[Provided data Boundary: Start]
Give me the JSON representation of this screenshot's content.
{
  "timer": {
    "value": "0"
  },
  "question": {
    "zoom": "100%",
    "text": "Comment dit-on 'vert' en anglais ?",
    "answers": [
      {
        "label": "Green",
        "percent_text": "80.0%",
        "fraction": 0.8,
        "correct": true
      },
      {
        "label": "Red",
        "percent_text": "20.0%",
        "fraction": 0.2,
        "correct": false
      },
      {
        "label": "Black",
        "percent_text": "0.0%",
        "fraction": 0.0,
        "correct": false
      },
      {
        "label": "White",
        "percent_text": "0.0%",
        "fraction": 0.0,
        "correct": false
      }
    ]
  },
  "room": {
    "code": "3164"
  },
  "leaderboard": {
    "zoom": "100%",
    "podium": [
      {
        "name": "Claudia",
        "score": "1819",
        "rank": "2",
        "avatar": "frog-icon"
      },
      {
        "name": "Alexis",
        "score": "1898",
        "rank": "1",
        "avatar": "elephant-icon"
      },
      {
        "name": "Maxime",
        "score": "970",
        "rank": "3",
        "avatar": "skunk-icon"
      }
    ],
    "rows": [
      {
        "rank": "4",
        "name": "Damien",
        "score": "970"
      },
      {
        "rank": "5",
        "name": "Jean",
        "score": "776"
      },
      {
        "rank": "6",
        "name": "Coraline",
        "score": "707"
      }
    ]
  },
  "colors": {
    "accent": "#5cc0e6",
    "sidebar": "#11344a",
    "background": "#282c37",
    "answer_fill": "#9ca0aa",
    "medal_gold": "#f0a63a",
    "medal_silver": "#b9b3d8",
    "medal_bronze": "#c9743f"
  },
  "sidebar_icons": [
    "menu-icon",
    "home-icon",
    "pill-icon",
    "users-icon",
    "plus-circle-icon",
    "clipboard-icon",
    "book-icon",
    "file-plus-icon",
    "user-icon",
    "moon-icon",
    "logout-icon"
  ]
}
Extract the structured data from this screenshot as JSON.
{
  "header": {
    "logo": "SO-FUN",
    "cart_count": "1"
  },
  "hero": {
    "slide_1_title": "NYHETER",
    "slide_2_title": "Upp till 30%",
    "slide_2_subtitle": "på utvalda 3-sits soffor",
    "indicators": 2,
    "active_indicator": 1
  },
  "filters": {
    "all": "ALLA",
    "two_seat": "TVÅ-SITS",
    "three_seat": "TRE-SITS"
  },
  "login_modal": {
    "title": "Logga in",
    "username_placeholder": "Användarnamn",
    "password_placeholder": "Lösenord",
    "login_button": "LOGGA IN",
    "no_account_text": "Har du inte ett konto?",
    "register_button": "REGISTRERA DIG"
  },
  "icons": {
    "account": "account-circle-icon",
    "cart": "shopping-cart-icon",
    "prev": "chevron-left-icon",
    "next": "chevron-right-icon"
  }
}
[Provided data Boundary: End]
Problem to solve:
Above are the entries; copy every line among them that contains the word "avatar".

Task result:
        "avatar": "frog-icon"
        "avatar": "elephant-icon"
        "avatar": "skunk-icon"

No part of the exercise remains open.